A weekly newspaper was justified in naming a mother and her dead child despite concerns the infant’s siblings could be identified, the press watchdog has ruled.
The Dover Express identified the child and mother in its report of a serious case review, published by a Children’s Safeguarding Board, which focused on the events leading up to infant’s death.
As well as identifying both parties in its report, the Express identified as the street address at which the child died, despite neither being named in the review.
The article had identified the deceased child as being the youngest of five children and had highlighted “more than ten opportunities” for agencies to intervene in the care of the children, their failure to act prior to the death of the youngest child, and lessons that could be learnt for the future.
Its publication prompted a woman, the custodial guardian of the four surviving siblings, to complain to the Independent Press Standards Organisation, claiming the article had identified the other children, three of whom shared the surname of the deceased child.
Complaining under Clause 1 (Accuracy), Clause 2 (Privacy) and Clause 6 (Children) of the Editors’ Code of Practice, she said that this was intrusive and unjustified.
Denying a breach of Code, the Express said that the mother’s conviction in relation to the death of her child had been an extremely high-profile case within the local area and noted that no reporting restrictions had been imposed during previous criminal proceedings, with the mother and child being widely named during that case.
The newspaper denied that the other siblings were identifiable from the article and said it had taken steps to protect the identity of the siblings by removing identifying details included in the safeguarding report, further noting that reporters had been permitted to refer to the woman as a “mother of five” during the court case.
It added there was a significant public interest in reporting on the review, which was in the public domain, adding it was journalistically unfeasible and unrealistic not to connect the serious case review to the previous court case.
IPSO found the key factual context from the review was that the mother had four older children, and that no action had been taken in relation to concerns raised about their welfare a number of years before the youngest child had died.
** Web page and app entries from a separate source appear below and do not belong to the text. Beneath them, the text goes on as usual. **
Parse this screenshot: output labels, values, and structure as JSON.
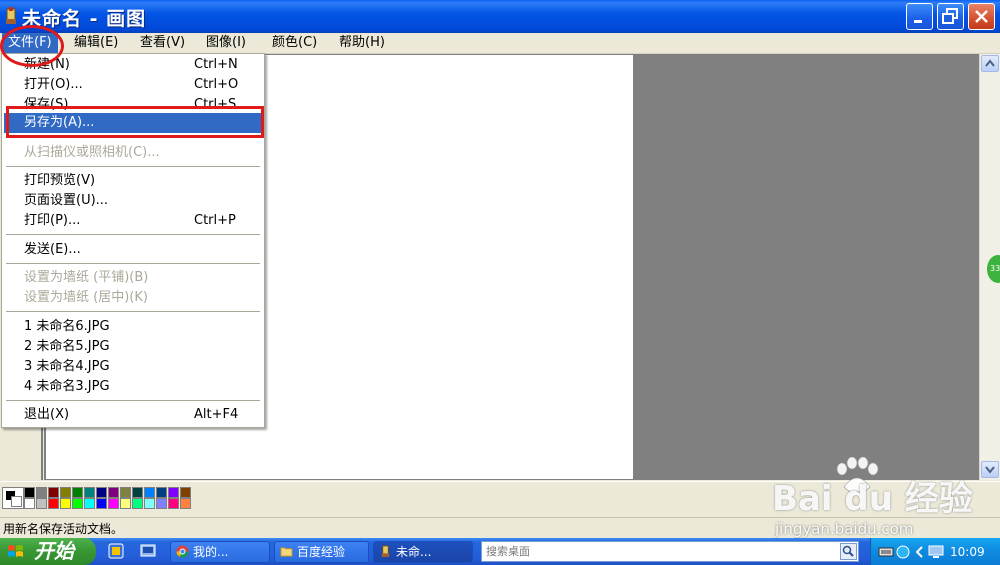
{
  "window": {
    "title": "未命名 - 画图",
    "icon": "paint-brush-icon",
    "controls": [
      "minimize",
      "maximize",
      "close"
    ]
  },
  "menubar": {
    "items": [
      {
        "label": "文件(F)",
        "active": true
      },
      {
        "label": "编辑(E)"
      },
      {
        "label": "查看(V)"
      },
      {
        "label": "图像(I)"
      },
      {
        "label": "颜色(C)"
      },
      {
        "label": "帮助(H)"
      }
    ]
  },
  "file_menu": {
    "items": [
      {
        "label": "新建(N)",
        "shortcut": "Ctrl+N"
      },
      {
        "label": "打开(O)...",
        "shortcut": "Ctrl+O"
      },
      {
        "label": "保存(S)",
        "shortcut": "Ctrl+S"
      },
      {
        "label": "另存为(A)...",
        "shortcut": "",
        "highlighted": true
      },
      {
        "label": "从扫描仪或照相机(C)...",
        "shortcut": "",
        "disabled": true
      },
      {
        "label": "打印预览(V)",
        "shortcut": ""
      },
      {
        "label": "页面设置(U)...",
        "shortcut": ""
      },
      {
        "label": "打印(P)...",
        "shortcut": "Ctrl+P"
      },
      {
        "label": "发送(E)...",
        "shortcut": ""
      },
      {
        "label": "设置为墙纸 (平铺)(B)",
        "shortcut": "",
        "disabled": true
      },
      {
        "label": "设置为墙纸 (居中)(K)",
        "shortcut": "",
        "disabled": true
      },
      {
        "label": "1 未命名6.JPG",
        "shortcut": ""
      },
      {
        "label": "2 未命名5.JPG",
        "shortcut": ""
      },
      {
        "label": "3 未命名4.JPG",
        "shortcut": ""
      },
      {
        "label": "4 未命名3.JPG",
        "shortcut": ""
      },
      {
        "label": "退出(X)",
        "shortcut": "Alt+F4"
      }
    ]
  },
  "palette": {
    "foreground": "#000000",
    "background": "#FFFFFF",
    "row1": [
      "#000000",
      "#808080",
      "#800000",
      "#808000",
      "#008000",
      "#008080",
      "#000080",
      "#800080",
      "#808040",
      "#004040",
      "#0080FF",
      "#004080",
      "#8000FF",
      "#804000"
    ],
    "row2": [
      "#FFFFFF",
      "#C0C0C0",
      "#FF0000",
      "#FFFF00",
      "#00FF00",
      "#00FFFF",
      "#0000FF",
      "#FF00FF",
      "#FFFF80",
      "#00FF80",
      "#80FFFF",
      "#8080FF",
      "#FF0080",
      "#FF8040"
    ]
  },
  "statusbar": {
    "text": "用新名保存活动文档。"
  },
  "taskbar": {
    "start_label": "开始",
    "tasks": [
      {
        "label": "我的...",
        "icon": "chrome-icon"
      },
      {
        "label": "百度经验",
        "icon": "folder-icon"
      },
      {
        "label": "未命...",
        "icon": "paint-icon",
        "active": true
      }
    ],
    "search_placeholder": "搜索桌面",
    "clock": "10:09"
  },
  "watermark": {
    "brand": "Bai du 经验",
    "url": "jingyan.baidu.com"
  }
}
The reporting of the precise nature of the children’s “neglect”, and the impact upon them, enabled the Express to scrutinise the extent of the agencies’ alleged failings and hold them to account.
The Committee said this was an exceptional public interest which justified the publication of details from the report, adding there was also a specific public interest in identifying the mother and the child so that the public were able to understand the specific tragic consequences of the alleged failings in the context of previous reporting of the criminal proceedings.
The complaint was not upheld, and the full adjudication can be read here.